Email updates

Keep up to date with the latest news and content from BMC Veterinary Research and BioMed Central.

Open Access Highly Accessed Research article

Causes of mortality and pathological lesions observed post-mortem in red squirrels (Sciurus vulgaris) in Great Britain

Victor R Simpson1*, Judith Hargreaves2, Helen M Butler3, Nicholas J Davison46 and David J Everest5

Author Affiliations

1 Wildlife Veterinary Investigation Centre, Chacewater, Truro, Cornwall TR4 8 PB, UK

2 Abbey Veterinary Services, 89 Queen Street, Devon, Newton Abbot TQ12 2BG, UK

3 PO Box 33, Ryde, Isle of Wight PO33 1BH, UK

4 Animal Health and Veterinary Laboratories Agency Polwhele, Truro, Cornwall TR4 9AD, UK

5 Bio Imaging Unit, Animal Health and Veterinary Laboratories Agency Weybridge, New Haw, Surrey, Addlestone KT15 3NB, UK

6 Current address: Scottish Marine Animal Stranding Scheme, SAC Veterinary Services, Drummondhill, Stratherrick Road, Inverness IV2 4JZ, Scotland, UK

For all author emails, please log on.

BMC Veterinary Research 2013, 9:229  doi:10.1186/1746-6148-9-229

Published: 16 November 2013

Abstract

Background

The red squirrel population in Great Britain has declined dramatically in recent decades, principally due to squirrelpox. Concern exists that red squirrels may become extinct nationally and, as there has been limited research in to diseases other than squirrelpox, this study aimed to identify additional causes of mortality.

Results
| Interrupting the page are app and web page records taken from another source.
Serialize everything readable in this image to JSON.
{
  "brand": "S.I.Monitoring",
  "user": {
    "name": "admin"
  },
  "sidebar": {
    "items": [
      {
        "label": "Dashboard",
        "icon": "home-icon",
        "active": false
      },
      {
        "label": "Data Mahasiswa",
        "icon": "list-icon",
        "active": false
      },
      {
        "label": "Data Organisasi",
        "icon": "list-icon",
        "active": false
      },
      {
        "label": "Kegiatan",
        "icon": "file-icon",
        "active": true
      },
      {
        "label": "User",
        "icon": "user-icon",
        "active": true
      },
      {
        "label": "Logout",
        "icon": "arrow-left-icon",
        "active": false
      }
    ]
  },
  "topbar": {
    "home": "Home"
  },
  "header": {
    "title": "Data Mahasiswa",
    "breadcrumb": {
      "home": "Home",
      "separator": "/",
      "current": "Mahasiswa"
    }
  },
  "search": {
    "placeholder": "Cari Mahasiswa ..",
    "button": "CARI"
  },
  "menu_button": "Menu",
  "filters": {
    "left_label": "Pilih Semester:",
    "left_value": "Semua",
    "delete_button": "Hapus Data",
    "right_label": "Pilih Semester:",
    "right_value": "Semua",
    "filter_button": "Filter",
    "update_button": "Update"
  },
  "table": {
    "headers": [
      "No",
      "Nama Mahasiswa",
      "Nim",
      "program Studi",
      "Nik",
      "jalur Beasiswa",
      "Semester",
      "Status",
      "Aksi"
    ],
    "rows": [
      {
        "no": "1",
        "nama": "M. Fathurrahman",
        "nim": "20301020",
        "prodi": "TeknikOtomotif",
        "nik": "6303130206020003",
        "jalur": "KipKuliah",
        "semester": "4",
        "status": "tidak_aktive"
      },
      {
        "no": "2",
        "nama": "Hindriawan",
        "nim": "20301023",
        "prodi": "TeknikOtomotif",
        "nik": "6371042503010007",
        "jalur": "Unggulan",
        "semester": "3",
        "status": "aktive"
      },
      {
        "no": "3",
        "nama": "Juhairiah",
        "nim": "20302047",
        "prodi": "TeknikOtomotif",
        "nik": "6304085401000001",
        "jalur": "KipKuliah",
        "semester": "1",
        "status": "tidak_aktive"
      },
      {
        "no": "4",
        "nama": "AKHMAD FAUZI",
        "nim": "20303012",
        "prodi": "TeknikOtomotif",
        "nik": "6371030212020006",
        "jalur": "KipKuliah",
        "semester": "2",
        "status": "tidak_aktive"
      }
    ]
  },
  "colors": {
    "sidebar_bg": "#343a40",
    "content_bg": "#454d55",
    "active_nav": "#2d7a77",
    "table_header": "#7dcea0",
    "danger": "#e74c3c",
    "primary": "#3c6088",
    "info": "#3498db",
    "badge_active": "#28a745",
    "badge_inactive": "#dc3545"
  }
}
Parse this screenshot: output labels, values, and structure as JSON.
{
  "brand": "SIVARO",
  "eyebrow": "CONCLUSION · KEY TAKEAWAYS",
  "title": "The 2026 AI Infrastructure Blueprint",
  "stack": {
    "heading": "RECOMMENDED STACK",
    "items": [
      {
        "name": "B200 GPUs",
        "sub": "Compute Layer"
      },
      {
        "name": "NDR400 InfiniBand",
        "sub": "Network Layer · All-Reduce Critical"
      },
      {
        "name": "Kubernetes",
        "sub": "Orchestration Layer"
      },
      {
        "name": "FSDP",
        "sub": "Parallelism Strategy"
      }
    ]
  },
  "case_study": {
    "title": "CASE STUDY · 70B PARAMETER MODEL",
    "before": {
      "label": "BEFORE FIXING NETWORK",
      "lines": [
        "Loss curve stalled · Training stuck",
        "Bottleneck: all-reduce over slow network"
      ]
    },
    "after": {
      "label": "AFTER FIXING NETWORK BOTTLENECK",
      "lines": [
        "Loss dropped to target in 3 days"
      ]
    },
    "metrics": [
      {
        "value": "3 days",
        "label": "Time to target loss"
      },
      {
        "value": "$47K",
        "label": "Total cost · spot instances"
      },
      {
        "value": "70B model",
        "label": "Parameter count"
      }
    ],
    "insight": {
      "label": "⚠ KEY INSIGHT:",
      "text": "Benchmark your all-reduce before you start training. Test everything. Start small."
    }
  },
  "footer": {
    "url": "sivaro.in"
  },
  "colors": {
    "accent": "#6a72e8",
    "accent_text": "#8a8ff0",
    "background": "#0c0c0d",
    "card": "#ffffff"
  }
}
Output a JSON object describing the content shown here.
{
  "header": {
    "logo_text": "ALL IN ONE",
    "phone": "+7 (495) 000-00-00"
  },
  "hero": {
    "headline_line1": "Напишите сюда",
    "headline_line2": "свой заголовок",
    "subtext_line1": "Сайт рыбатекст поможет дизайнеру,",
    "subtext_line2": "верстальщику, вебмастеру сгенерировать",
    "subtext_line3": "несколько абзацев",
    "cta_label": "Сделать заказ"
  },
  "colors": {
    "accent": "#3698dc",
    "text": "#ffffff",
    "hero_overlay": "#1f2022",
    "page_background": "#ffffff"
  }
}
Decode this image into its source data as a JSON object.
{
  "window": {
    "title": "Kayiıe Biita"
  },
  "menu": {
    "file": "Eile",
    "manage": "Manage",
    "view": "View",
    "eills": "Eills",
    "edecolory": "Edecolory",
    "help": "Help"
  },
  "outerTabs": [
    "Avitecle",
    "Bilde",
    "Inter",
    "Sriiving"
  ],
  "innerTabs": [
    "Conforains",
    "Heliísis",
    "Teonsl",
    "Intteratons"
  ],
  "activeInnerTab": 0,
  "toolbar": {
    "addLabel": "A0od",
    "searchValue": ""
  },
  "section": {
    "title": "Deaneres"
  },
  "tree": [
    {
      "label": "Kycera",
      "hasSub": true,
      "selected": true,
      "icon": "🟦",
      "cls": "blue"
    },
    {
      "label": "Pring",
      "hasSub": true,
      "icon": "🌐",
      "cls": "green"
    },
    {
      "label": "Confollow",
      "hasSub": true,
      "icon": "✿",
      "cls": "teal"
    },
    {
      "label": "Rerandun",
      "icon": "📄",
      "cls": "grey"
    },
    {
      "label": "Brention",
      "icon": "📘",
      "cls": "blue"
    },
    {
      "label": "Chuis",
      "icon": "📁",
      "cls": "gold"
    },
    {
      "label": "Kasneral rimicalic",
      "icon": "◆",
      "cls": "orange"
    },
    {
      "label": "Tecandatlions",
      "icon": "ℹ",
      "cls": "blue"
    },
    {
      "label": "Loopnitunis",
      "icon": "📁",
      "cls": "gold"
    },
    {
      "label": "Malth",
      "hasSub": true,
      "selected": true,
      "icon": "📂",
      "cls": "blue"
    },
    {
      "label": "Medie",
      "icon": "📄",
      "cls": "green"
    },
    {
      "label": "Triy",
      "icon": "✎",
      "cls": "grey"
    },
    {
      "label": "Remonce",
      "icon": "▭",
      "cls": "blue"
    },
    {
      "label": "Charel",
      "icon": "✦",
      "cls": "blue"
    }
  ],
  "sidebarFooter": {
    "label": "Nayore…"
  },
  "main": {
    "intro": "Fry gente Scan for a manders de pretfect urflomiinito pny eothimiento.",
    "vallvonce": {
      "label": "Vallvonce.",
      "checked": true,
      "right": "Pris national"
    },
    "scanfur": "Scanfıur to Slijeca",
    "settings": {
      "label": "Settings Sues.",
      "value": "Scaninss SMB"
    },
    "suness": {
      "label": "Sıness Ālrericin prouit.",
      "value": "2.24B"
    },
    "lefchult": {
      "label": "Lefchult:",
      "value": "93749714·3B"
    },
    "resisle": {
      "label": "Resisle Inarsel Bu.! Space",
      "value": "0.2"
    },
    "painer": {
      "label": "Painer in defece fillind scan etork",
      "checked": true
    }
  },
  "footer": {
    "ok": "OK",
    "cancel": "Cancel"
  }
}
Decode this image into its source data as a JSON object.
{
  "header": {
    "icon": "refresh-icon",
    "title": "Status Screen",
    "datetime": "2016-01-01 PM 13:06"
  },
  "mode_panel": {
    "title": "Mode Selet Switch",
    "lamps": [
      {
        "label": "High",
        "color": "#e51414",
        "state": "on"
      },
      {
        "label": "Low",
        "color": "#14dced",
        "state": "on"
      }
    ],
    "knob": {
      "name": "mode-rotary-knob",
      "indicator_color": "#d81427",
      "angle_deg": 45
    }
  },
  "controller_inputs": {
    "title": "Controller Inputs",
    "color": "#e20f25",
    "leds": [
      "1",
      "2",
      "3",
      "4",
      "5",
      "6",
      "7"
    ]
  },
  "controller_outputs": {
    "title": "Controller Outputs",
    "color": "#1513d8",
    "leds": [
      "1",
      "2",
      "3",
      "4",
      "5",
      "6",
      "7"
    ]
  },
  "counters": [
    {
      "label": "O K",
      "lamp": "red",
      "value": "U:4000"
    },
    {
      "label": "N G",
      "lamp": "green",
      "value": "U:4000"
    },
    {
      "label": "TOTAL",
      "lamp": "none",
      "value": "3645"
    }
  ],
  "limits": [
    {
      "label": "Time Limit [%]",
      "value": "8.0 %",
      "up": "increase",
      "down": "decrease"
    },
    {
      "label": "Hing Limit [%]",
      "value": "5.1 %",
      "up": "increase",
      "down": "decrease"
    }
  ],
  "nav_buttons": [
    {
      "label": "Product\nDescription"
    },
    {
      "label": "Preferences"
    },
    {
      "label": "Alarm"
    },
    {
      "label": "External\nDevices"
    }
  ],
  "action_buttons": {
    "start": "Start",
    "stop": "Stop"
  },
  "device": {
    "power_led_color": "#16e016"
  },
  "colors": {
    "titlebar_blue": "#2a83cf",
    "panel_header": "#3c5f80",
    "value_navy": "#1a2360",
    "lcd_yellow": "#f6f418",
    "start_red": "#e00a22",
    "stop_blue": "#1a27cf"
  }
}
Post-mortem examinations on 163 red squirrels found dead on Isle of Wight (IoW) England, in Scotland and at other locations in Great Britain showed that 41.7% (n = 68) were killed by road traffic and 9.2% (n = 15) by predators, principally domestic cats and dogs. The overall male/female ratio was 1.08/1. Fleas were recorded on 34.9% of IoW squirrels and on 43.8% of Scottish squirrels but sucking lice and ixodid ticks were only seen on Scottish squirrels. Bacterial infections were significant, particularly in association with respiratory disease (n = 16); two squirrels died of Bordetella bronchiseptica bronchopneumonia. Cases of fatal exudative dermatitis (n = 5) associated with a lukM-positive clone of Staphylococcus aureus occurred only on the IoW. Toxoplasmosis (n = 12) was also confined to IoW where it was responsible for almost one tenth (9.5%) of all deaths. Hepatozoonosis was common, especially in IoW squirrels, but was not considered a primary cause of mortality. Hepatic capillariasis affected four IoW squirrels and one from Scotland. Fungal infections included oral candidiasis, adiaspiromycosis and pulmonary phaeohyphomycosis. Neoplastic conditions diagnosed were: pulmonary carcinoma, gastric spindle cell tumour, renal papillary adenoma and trichoepithelioma. Epidermal hyperplasia of unknown aetiology was seen in squirrels showing crusty lesions of the ear pinnae on IoW (n = 3) and Brownsea Island (n = 1), associated in two cases with cutaneous wart-like growths. Miscellaneous diagnoses included chylothorax, electrocution, intussusception, suspected cholecalciferol rodenticide poisoning and foetal death and mummification. No cases of squirrelpox were diagnosed.

Conclusions

Red squirrels in Britain suffer premature or unnatural mortality due to a number of conditions in addition to squirrelpox, many of which result, directly or indirectly, from human activities: road traffic trauma, pet predation, toxoplasmosis, trap injuries, rodenticide poisoning and electrocution accounted for 61% of all recorded mortality in this study. Red squirrels are also affected by several diseases of unknown aetiology which merit further research.

Keywords:
Red squirrel; Sciurus vulgaris; Disease; Pathology; Neoplasm; Predation; Parasite; Toxoplasma